Repeat the lines beginning at the one with "Convert this screenshot" and running to the end of the material, keeping the first and last of them, exactly as they appear.

Provided data:
--

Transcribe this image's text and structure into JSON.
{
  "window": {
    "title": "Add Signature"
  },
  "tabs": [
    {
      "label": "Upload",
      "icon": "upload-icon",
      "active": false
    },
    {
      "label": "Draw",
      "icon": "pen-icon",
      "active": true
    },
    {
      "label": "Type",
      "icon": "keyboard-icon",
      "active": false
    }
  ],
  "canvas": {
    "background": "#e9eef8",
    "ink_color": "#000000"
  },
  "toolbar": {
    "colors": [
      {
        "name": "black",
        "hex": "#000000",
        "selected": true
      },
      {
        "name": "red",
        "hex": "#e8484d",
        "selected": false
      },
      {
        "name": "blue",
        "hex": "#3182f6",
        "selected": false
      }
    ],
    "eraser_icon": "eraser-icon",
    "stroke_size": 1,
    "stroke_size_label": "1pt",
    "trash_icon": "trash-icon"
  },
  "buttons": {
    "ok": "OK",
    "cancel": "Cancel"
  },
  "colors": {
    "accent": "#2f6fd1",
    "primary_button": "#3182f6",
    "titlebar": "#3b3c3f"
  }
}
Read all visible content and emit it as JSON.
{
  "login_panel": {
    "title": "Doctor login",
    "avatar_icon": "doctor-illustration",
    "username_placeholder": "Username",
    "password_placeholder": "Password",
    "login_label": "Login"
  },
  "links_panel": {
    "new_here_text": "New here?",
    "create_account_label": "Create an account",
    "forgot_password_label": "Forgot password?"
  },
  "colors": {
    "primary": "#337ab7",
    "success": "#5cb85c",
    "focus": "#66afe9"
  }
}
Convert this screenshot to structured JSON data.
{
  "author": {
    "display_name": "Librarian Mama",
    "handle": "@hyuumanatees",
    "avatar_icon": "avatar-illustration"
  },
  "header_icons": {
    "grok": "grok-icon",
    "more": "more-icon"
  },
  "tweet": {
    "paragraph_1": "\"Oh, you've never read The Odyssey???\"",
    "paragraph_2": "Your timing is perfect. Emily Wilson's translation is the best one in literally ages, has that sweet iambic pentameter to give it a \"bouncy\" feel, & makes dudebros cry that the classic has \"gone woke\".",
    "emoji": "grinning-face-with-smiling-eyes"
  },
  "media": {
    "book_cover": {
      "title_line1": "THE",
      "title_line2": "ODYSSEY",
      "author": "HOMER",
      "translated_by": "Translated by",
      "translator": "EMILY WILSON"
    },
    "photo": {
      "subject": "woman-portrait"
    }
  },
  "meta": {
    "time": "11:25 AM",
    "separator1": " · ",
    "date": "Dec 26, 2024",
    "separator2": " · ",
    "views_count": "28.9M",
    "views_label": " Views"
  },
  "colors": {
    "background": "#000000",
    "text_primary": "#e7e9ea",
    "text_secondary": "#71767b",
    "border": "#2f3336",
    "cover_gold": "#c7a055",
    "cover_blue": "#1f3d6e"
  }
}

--

Task answer:
Convert this screenshot to structured JSON data.
{
  "author": {
    "display_name": "Librarian Mama",
    "handle": "@hyuumanatees",
    "avatar_icon": "avatar-illustration"
  },
  "header_icons": {
    "grok": "grok-icon",
    "more": "more-icon"
  },
  "tweet": {
    "paragraph_1": "\"Oh, you've never read The Odyssey???\"",
    "paragraph_2": "Your timing is perfect. Emily Wilson's translation is the best one in literally ages, has that sweet iambic pentameter to give it a \"bouncy\" feel, & makes dudebros cry that the classic has \"gone woke\".",
    "emoji": "grinning-face-with-smiling-eyes"
  },
  "media": {
    "book_cover": {
      "title_line1": "THE",
      "title_line2": "ODYSSEY",
      "author": "HOMER",
      "translated_by": "Translated by",
      "translator": "EMILY WILSON"
    },
    "photo": {
      "subject": "woman-portrait"
    }
  },
  "meta": {
    "time": "11:25 AM",
    "separator1": " · ",
    "date": "Dec 26, 2024",
    "separator2": " · ",
    "views_count": "28.9M",
    "views_label": " Views"
  },
  "colors": {
    "background": "#000000",
    "text_primary": "#e7e9ea",
    "text_secondary": "#71767b",
    "border": "#2f3336",
    "cover_gold": "#c7a055",
    "cover_blue": "#1f3d6e"
  }
}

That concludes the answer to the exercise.